- [The problem]
All entries below are to be written out again exactly, but no picture is to be copied.

Top of Supplied data

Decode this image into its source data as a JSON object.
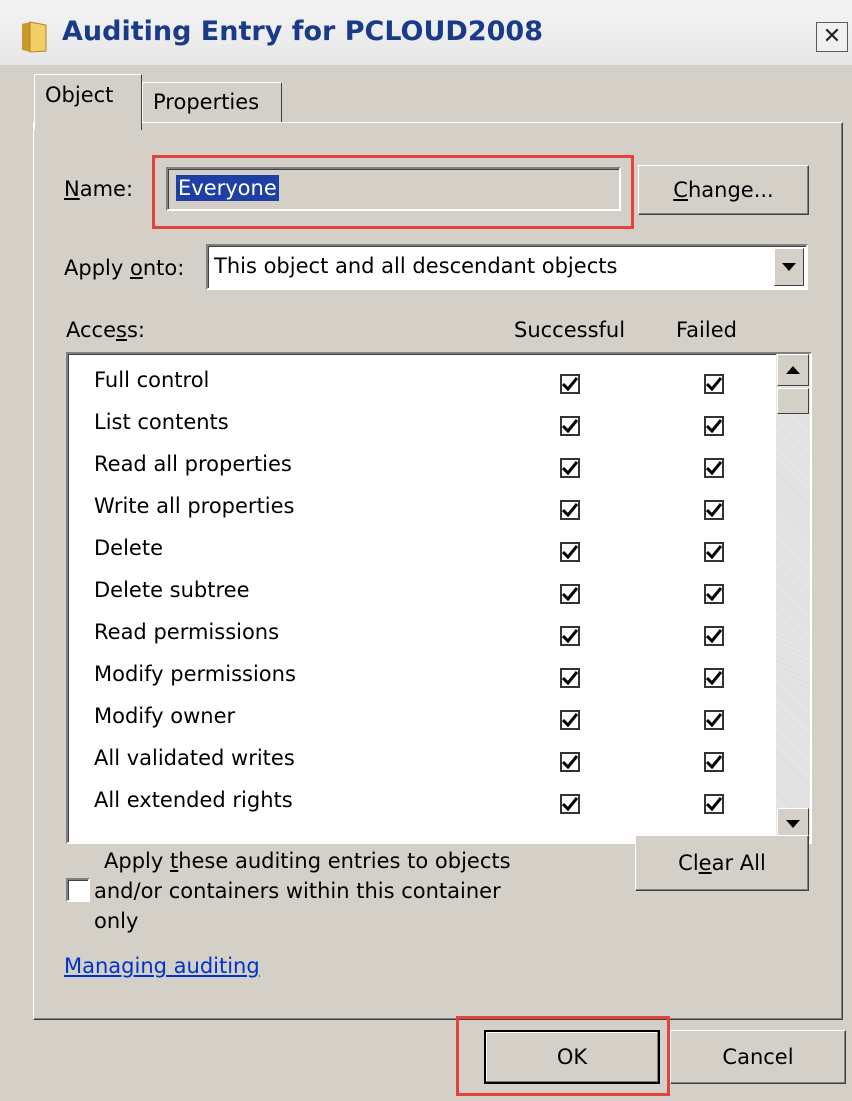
{
  "window": {
    "title": "Auditing Entry for PCLOUD2008",
    "close_label": "✕"
  },
  "tabs": [
    {
      "label": "Object",
      "active": true
    },
    {
      "label": "Properties",
      "active": false
    }
  ],
  "name": {
    "label_accel": "N",
    "label_rest": "ame:",
    "value": "Everyone",
    "change_accel": "C",
    "change_rest": "hange..."
  },
  "apply_onto": {
    "label_pre": "Apply ",
    "label_accel": "o",
    "label_post": "nto:",
    "value": "This object and all descendant objects"
  },
  "access": {
    "label_pre": "Acce",
    "label_accel": "s",
    "label_post": "s:",
    "col_successful": "Successful",
    "col_failed": "Failed",
    "rows": [
      {
        "label": "Full control",
        "successful": true,
        "failed": true
      },
      {
        "label": "List contents",
        "successful": true,
        "failed": true
      },
      {
        "label": "Read all properties",
        "successful": true,
        "failed": true
      },
      {
        "label": "Write all properties",
        "successful": true,
        "failed": true
      },
      {
        "label": "Delete",
        "successful": true,
        "failed": true
      },
      {
        "label": "Delete subtree",
        "successful": true,
        "failed": true
      },
      {
        "label": "Read permissions",
        "successful": true,
        "failed": true
      },
      {
        "label": "Modify permissions",
        "successful": true,
        "failed": true
      },
      {
        "label": "Modify owner",
        "successful": true,
        "failed": true
      },
      {
        "label": "All validated writes",
        "successful": true,
        "failed": true
      },
      {
        "label": "All extended rights",
        "successful": true,
        "failed": true
      }
    ]
  },
  "apply_container": {
    "checked": false,
    "line1_pre": "Apply ",
    "line1_accel": "t",
    "line1_post": "hese auditing entries to objects",
    "line2": "and/or containers within this container",
    "line3": "only"
  },
  "clear_all": {
    "pre": "Cl",
    "accel": "e",
    "post": "ar All"
  },
  "link": "Managing auditing",
  "buttons": {
    "ok": "OK",
    "cancel": "Cancel"
  },
  "colors": {
    "highlight": "#e0443d",
    "title_text": "#1a3b87",
    "selection": "#1f3fa5",
    "link": "#0033cc"
  }
}
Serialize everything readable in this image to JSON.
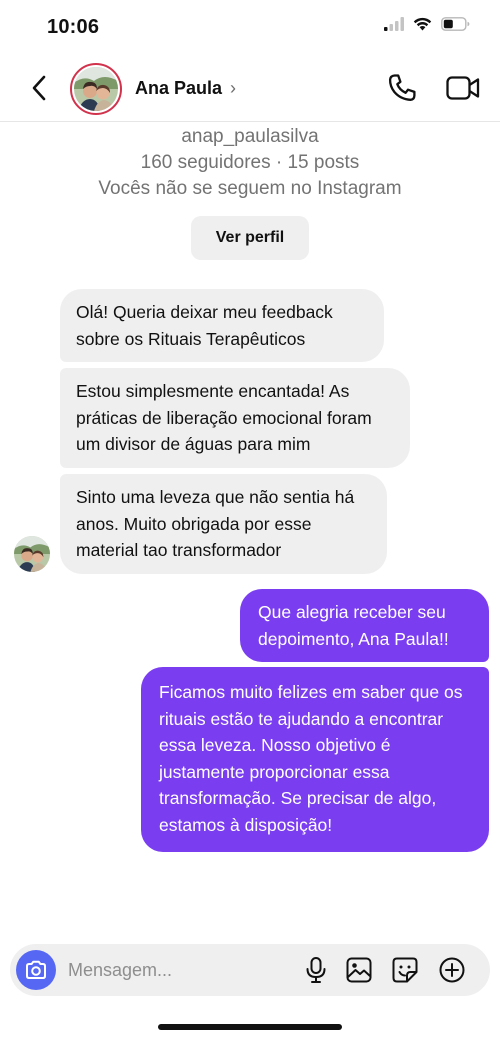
{
  "status_bar": {
    "time": "10:06",
    "icons": [
      "signal-icon",
      "wifi-icon",
      "battery-icon"
    ],
    "battery_level_fraction": 0.45
  },
  "header": {
    "name": "Ana Paula",
    "chevron": "›",
    "icons": [
      "chevron-left-icon",
      "phone-icon",
      "video-icon"
    ],
    "avatar_ring_color": "#d1334d"
  },
  "profile": {
    "username": "anap_paulasilva",
    "stats": "160 seguidores · 15 posts",
    "follow_status": "Vocês não se seguem no Instagram",
    "view_profile_label": "Ver perfil"
  },
  "messages": [
    {
      "sender": "Ana Paula",
      "text": "Olá! Queria deixar meu feedback sobre os Rituais Terapêuticos"
    },
    {
      "sender": "Ana Paula",
      "text": " Estou simplesmente encantada! As práticas de liberação emocional foram um divisor de águas para mim"
    },
    {
      "sender": "Ana Paula",
      "text": " Sinto uma leveza que não sentia há anos. Muito obrigada por esse material tao transformador"
    },
    {
      "sender": "me",
      "text": "Que alegria receber seu depoimento, Ana Paula!!"
    },
    {
      "sender": "me",
      "text": " Ficamos muito felizes em saber que os rituais estão te ajudando a encontrar essa leveza. Nosso objetivo é justamente proporcionar essa transformação. Se precisar de algo, estamos à disposição!"
    }
  ],
  "composer": {
    "placeholder": "Mensagem...",
    "value": "",
    "icons": [
      "camera-icon",
      "microphone-icon",
      "gallery-icon",
      "sticker-icon",
      "plus-circle-icon"
    ]
  },
  "colors": {
    "outgoing_bubble": "#7a3df0",
    "incoming_bubble": "#efefef",
    "camera_button": "#5668f3",
    "secondary_text": "#737373"
  }
}
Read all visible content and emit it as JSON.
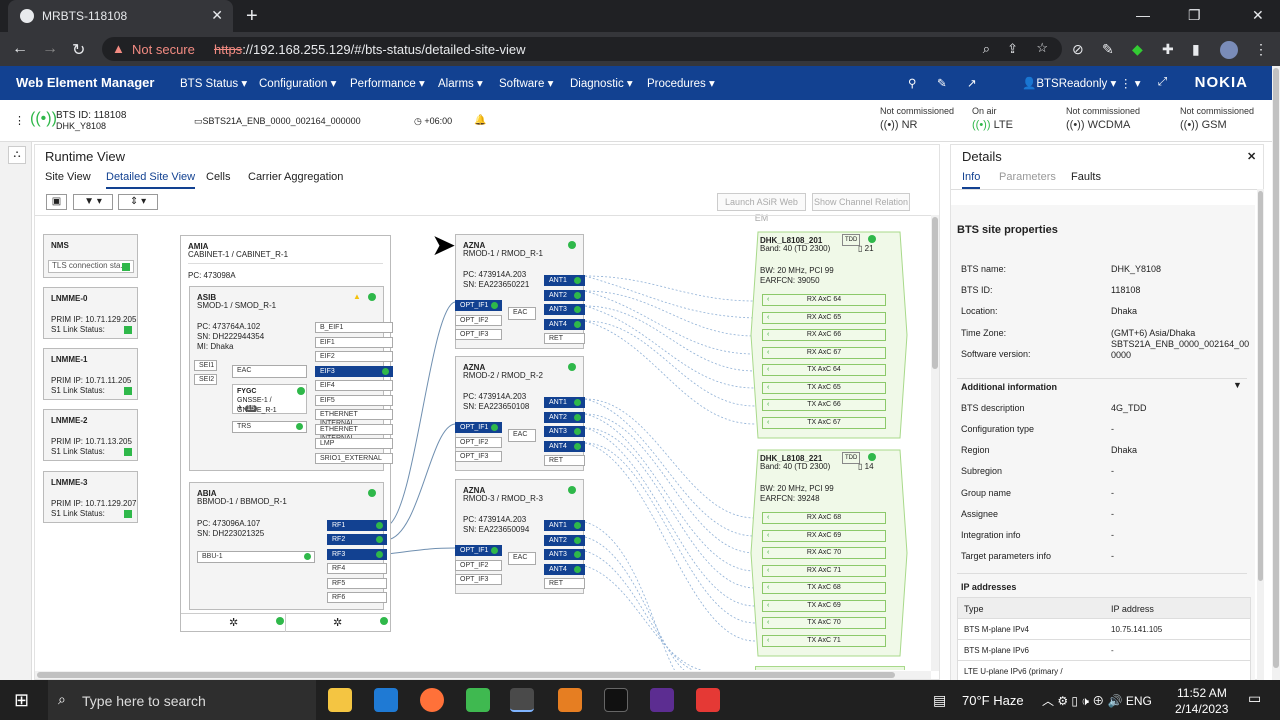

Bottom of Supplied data

- [Your response]
Decode this image into its source data as a JSON object.
{
  "window": {
    "title": "Auditing Entry for PCLOUD2008",
    "close_label": "✕"
  },
  "tabs": [
    {
      "label": "Object",
      "active": true
    },
    {
      "label": "Properties",
      "active": false
    }
  ],
  "name": {
    "label_accel": "N",
    "label_rest": "ame:",
    "value": "Everyone",
    "change_accel": "C",
    "change_rest": "hange..."
  },
  "apply_onto": {
    "label_pre": "Apply ",
    "label_accel": "o",
    "label_post": "nto:",
    "value": "This object and all descendant objects"
  },
  "access": {
    "label_pre": "Acce",
    "label_accel": "s",
    "label_post": "s:",
    "col_successful": "Successful",
    "col_failed": "Failed",
    "rows": [
      {
        "label": "Full control",
        "successful": true,
        "failed": true
      },
      {
        "label": "List contents",
        "successful": true,
        "failed": true
      },
      {
        "label": "Read all properties",
        "successful": true,
        "failed": true
      },
      {
        "label": "Write all properties",
        "successful": true,
        "failed": true
      },
      {
        "label": "Delete",
        "successful": true,
        "failed": true
      },
      {
        "label": "Delete subtree",
        "successful": true,
        "failed": true
      },
      {
        "label": "Read permissions",
        "successful": true,
        "failed": true
      },
      {
        "label": "Modify permissions",
        "successful": true,
        "failed": true
      },
      {
        "label": "Modify owner",
        "successful": true,
        "failed": true
      },
      {
        "label": "All validated writes",
        "successful": true,
        "failed": true
      },
      {
        "label": "All extended rights",
        "successful": true,
        "failed": true
      }
    ]
  },
  "apply_container": {
    "checked": false,
    "line1_pre": "Apply ",
    "line1_accel": "t",
    "line1_post": "hese auditing entries to objects",
    "line2": "and/or containers within this container",
    "line3": "only"
  },
  "clear_all": {
    "pre": "Cl",
    "accel": "e",
    "post": "ar All"
  },
  "link": "Managing auditing",
  "buttons": {
    "ok": "OK",
    "cancel": "Cancel"
  },
  "colors": {
    "highlight": "#e0443d",
    "title_text": "#1a3b87",
    "selection": "#1f3fa5",
    "link": "#0033cc"
  }
}
Serialize everything readable in this image to JSON.
{
  "status_bar": {
    "time": "10:06",
    "icons": [
      "signal-icon",
      "wifi-icon",
      "battery-icon"
    ],
    "battery_level_fraction": 0.45
  },
  "header": {
    "name": "Ana Paula",
    "chevron": "›",
    "icons": [
      "chevron-left-icon",
      "phone-icon",
      "video-icon"
    ],
    "avatar_ring_color": "#d1334d"
  },
  "profile": {
    "username": "anap_paulasilva",
    "stats": "160 seguidores · 15 posts",
    "follow_status": "Vocês não se seguem no Instagram",
    "view_profile_label": "Ver perfil"
  },
  "messages": [
    {
      "sender": "Ana Paula",
      "text": "Olá! Queria deixar meu feedback sobre os Rituais Terapêuticos"
    },
    {
      "sender": "Ana Paula",
      "text": " Estou simplesmente encantada! As práticas de liberação emocional foram um divisor de águas para mim"
    },
    {
      "sender": "Ana Paula",
      "text": " Sinto uma leveza que não sentia há anos. Muito obrigada por esse material tao transformador"
    },
    {
      "sender": "me",
      "text": "Que alegria receber seu depoimento, Ana Paula!!"
    },
    {
      "sender": "me",
      "text": " Ficamos muito felizes em saber que os rituais estão te ajudando a encontrar essa leveza. Nosso objetivo é justamente proporcionar essa transformação. Se precisar de algo, estamos à disposição!"
    }
  ],
  "composer": {
    "placeholder": "Mensagem...",
    "value": "",
    "icons": [
      "camera-icon",
      "microphone-icon",
      "gallery-icon",
      "sticker-icon",
      "plus-circle-icon"
    ]
  },
  "colors": {
    "outgoing_bubble": "#7a3df0",
    "incoming_bubble": "#efefef",
    "camera_button": "#5668f3",
    "secondary_text": "#737373"
  }
}
Read all visible content and emit it as JSON.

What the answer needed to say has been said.